'''

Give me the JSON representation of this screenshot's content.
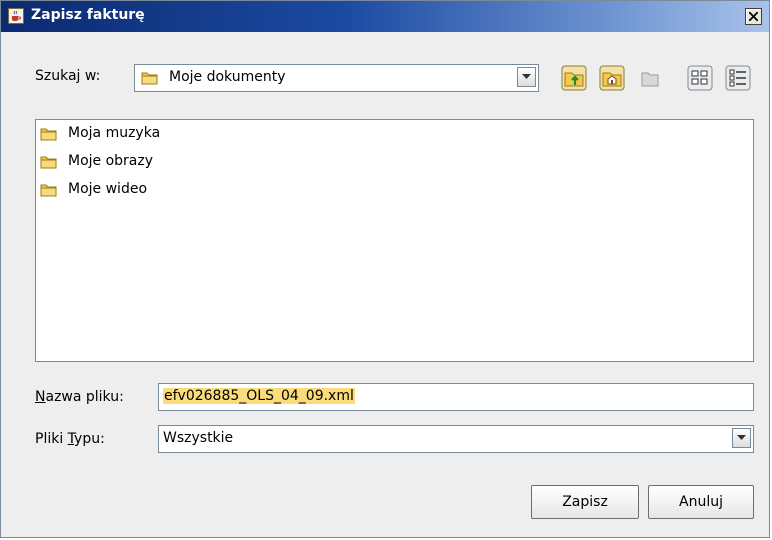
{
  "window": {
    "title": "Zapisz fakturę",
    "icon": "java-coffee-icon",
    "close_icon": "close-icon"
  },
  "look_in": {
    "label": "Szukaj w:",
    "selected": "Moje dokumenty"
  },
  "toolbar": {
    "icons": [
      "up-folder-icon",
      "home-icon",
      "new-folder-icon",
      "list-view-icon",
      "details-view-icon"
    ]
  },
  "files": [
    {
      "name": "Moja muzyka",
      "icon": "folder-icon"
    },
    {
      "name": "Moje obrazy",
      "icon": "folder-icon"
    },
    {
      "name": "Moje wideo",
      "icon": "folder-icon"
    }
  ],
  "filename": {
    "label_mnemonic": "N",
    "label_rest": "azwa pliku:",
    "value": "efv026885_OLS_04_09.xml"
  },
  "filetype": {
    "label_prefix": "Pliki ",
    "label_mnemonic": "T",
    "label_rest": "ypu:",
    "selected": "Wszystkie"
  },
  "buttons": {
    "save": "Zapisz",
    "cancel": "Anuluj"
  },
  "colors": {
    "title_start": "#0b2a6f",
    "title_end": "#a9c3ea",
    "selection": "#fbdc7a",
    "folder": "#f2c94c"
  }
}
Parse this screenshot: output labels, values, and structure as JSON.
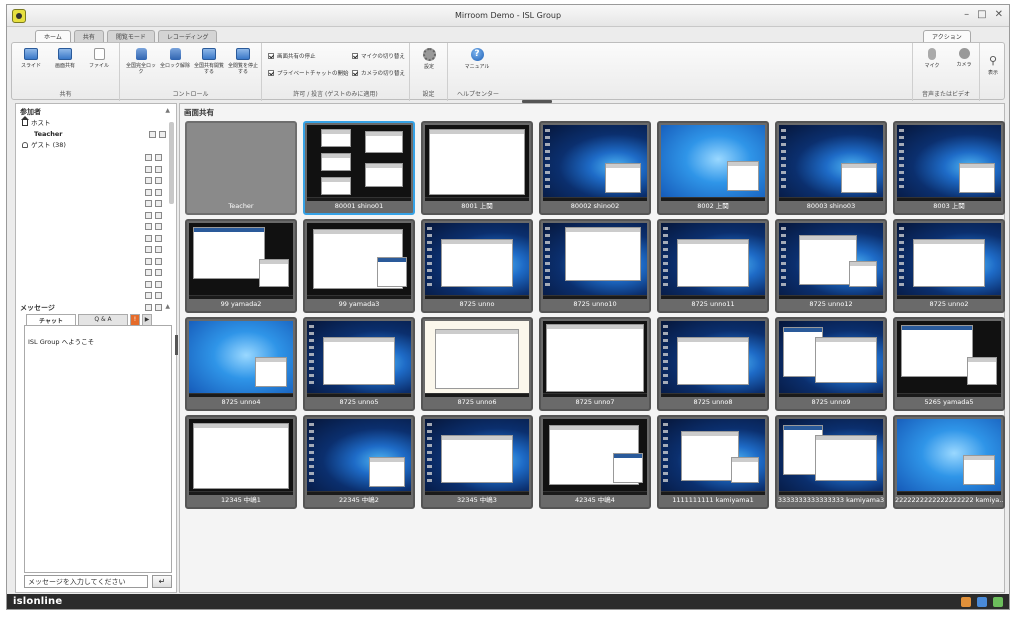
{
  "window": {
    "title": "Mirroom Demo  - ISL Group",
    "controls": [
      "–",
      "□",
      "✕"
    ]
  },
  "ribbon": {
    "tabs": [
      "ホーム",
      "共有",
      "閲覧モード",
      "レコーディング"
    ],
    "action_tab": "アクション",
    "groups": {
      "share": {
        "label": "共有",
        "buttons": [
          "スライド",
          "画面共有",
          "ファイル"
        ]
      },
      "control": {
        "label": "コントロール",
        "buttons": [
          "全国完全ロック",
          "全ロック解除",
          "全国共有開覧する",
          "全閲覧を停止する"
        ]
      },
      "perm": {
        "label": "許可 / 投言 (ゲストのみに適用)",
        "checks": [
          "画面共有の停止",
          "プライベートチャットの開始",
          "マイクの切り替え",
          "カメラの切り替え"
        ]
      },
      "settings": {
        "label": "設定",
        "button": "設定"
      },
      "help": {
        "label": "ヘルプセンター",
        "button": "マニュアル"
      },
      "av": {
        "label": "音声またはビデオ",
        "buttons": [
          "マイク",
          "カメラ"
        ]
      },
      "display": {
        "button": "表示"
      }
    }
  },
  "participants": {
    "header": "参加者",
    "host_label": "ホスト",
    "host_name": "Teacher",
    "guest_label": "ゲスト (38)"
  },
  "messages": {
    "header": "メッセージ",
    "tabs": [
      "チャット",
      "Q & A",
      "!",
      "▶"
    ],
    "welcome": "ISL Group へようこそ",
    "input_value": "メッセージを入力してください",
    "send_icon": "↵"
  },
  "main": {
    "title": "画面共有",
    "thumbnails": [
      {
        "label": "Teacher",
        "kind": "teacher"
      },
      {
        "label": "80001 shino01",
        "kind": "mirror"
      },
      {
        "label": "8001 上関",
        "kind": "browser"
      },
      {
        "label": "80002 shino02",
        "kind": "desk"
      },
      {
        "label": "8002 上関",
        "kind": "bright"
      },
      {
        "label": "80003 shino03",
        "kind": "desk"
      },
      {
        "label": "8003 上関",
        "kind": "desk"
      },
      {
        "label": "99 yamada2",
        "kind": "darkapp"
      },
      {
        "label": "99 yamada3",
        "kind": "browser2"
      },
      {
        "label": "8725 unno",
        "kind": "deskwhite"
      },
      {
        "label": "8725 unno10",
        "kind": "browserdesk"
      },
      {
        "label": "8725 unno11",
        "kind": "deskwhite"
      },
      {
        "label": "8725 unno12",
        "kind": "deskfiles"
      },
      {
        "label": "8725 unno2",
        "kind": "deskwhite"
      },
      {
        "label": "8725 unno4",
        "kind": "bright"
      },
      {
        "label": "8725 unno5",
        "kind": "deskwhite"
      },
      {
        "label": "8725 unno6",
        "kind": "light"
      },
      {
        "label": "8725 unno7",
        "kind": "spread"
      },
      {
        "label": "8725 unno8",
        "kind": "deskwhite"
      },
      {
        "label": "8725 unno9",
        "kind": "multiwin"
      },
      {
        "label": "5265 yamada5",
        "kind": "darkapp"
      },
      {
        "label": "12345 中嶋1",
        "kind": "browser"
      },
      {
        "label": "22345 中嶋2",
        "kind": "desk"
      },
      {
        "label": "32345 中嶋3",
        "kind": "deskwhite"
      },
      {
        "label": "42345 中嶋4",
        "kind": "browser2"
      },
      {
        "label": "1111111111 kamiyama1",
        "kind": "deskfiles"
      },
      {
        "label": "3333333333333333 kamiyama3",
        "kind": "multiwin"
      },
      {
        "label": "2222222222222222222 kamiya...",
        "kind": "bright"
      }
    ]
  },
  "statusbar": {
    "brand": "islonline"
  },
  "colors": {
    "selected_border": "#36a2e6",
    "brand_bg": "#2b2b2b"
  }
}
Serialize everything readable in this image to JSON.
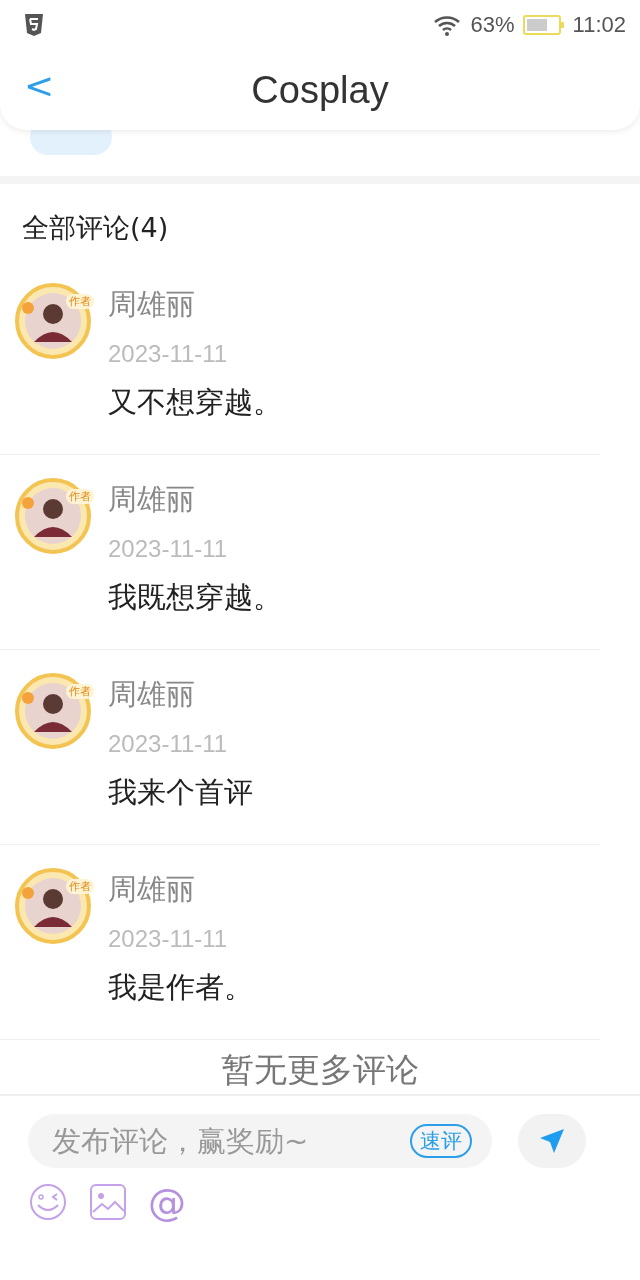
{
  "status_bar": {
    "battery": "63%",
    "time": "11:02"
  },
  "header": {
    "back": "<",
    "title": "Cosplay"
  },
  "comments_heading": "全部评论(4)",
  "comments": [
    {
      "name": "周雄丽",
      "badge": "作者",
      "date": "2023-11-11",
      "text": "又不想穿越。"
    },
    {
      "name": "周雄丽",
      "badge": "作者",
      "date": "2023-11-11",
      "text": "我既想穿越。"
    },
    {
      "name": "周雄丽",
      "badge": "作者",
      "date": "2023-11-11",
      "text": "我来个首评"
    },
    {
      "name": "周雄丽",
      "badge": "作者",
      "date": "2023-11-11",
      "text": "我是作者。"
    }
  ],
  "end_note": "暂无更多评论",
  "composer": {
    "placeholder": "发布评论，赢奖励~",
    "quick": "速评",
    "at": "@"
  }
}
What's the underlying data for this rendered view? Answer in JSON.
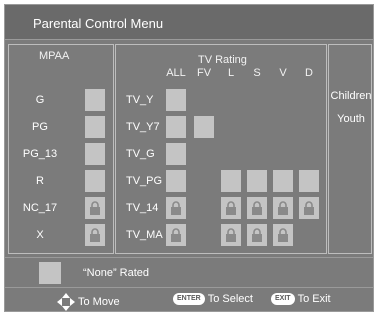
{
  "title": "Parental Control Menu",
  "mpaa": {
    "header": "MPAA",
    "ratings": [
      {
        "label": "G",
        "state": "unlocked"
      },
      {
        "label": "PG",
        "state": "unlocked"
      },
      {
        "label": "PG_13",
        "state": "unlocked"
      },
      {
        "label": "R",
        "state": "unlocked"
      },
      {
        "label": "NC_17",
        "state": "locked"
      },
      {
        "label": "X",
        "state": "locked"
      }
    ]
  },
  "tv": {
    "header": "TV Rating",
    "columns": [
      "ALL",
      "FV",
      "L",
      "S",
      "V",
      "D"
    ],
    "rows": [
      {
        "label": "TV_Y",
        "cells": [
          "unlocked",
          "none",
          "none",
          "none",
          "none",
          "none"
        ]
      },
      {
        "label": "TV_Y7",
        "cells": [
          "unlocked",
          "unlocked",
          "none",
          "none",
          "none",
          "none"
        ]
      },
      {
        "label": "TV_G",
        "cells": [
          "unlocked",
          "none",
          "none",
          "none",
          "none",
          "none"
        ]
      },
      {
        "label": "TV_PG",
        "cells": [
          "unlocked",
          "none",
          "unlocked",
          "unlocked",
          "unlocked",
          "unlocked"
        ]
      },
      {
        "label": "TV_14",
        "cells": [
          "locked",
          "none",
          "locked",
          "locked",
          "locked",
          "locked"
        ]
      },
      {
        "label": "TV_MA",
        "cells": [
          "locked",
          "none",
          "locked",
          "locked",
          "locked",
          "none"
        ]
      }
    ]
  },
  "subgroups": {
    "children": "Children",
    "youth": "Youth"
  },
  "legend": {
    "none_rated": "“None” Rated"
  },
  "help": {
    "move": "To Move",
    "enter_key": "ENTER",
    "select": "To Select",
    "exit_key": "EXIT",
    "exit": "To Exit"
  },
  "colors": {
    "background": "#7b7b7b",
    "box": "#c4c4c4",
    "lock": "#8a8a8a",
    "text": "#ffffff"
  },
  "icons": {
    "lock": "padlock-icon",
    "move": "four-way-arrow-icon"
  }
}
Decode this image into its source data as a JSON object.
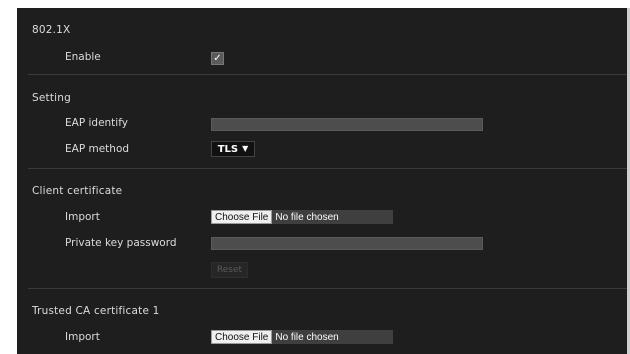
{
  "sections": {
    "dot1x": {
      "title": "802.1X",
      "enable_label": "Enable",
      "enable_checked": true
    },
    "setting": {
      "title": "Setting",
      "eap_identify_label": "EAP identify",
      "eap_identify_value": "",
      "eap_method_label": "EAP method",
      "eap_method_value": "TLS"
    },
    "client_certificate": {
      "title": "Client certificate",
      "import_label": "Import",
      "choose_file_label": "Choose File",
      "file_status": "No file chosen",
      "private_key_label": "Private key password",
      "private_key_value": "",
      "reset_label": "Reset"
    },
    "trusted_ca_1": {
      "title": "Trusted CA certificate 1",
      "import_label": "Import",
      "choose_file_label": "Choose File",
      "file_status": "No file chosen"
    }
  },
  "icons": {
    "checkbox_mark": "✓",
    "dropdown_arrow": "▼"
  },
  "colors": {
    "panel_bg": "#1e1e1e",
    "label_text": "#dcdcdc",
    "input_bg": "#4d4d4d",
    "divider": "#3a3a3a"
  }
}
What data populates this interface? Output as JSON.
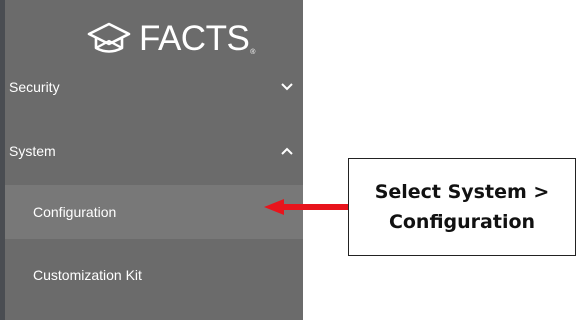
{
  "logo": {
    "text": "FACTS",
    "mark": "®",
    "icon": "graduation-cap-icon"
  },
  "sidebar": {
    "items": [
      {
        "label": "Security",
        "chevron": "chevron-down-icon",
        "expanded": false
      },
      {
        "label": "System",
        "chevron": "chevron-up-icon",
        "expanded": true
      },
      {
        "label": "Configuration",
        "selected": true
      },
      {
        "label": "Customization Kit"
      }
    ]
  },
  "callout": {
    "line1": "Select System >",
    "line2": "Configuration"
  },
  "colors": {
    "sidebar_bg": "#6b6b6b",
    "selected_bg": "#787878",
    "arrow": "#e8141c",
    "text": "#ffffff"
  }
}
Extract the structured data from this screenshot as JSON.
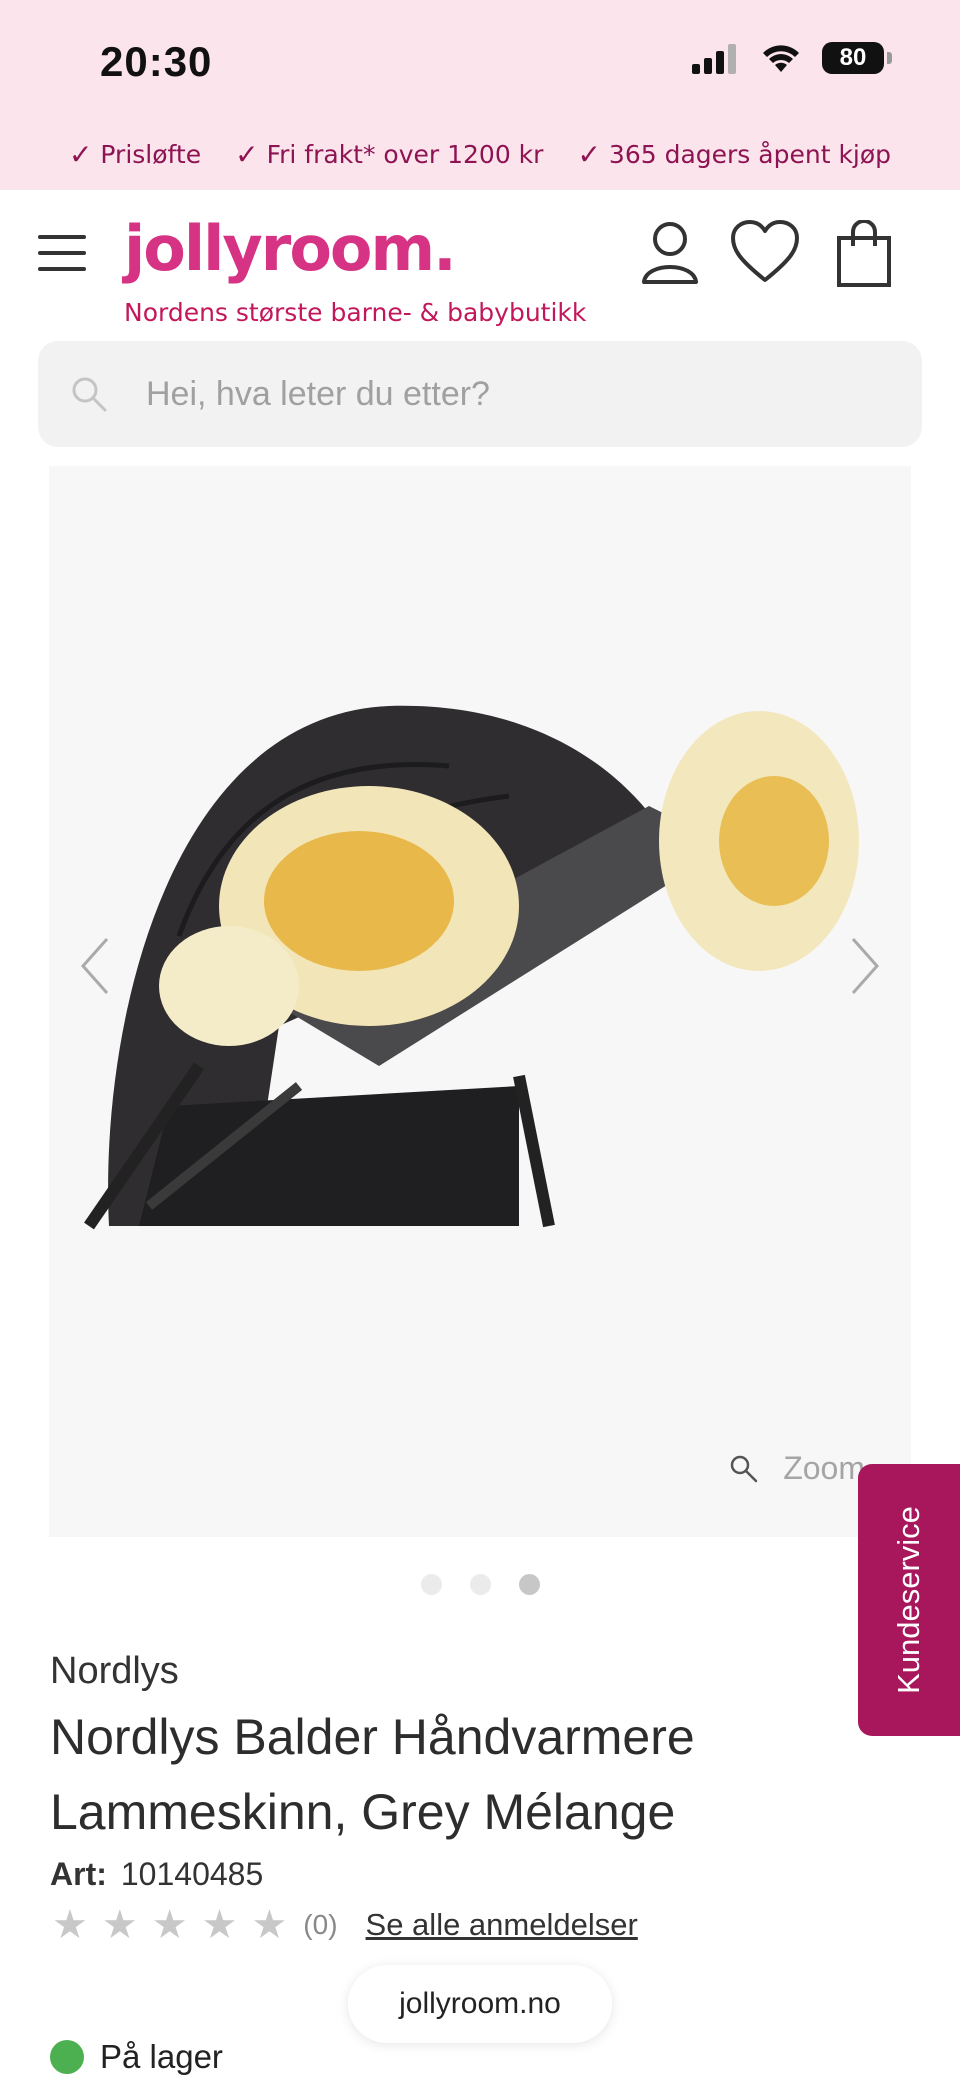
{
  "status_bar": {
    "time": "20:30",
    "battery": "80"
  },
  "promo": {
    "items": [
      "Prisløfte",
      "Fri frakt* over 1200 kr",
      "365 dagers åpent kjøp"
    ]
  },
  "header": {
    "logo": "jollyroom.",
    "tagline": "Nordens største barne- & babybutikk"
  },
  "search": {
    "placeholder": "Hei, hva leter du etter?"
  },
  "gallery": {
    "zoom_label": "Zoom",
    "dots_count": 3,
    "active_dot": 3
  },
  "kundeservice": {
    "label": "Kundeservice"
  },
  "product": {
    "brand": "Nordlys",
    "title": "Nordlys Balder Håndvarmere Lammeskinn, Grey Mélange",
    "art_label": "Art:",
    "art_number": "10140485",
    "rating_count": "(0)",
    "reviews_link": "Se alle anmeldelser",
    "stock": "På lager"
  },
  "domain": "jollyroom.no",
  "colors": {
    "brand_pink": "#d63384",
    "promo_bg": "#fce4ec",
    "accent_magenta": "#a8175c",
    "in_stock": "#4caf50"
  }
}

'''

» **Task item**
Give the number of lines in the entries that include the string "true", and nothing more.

» **Task response**
3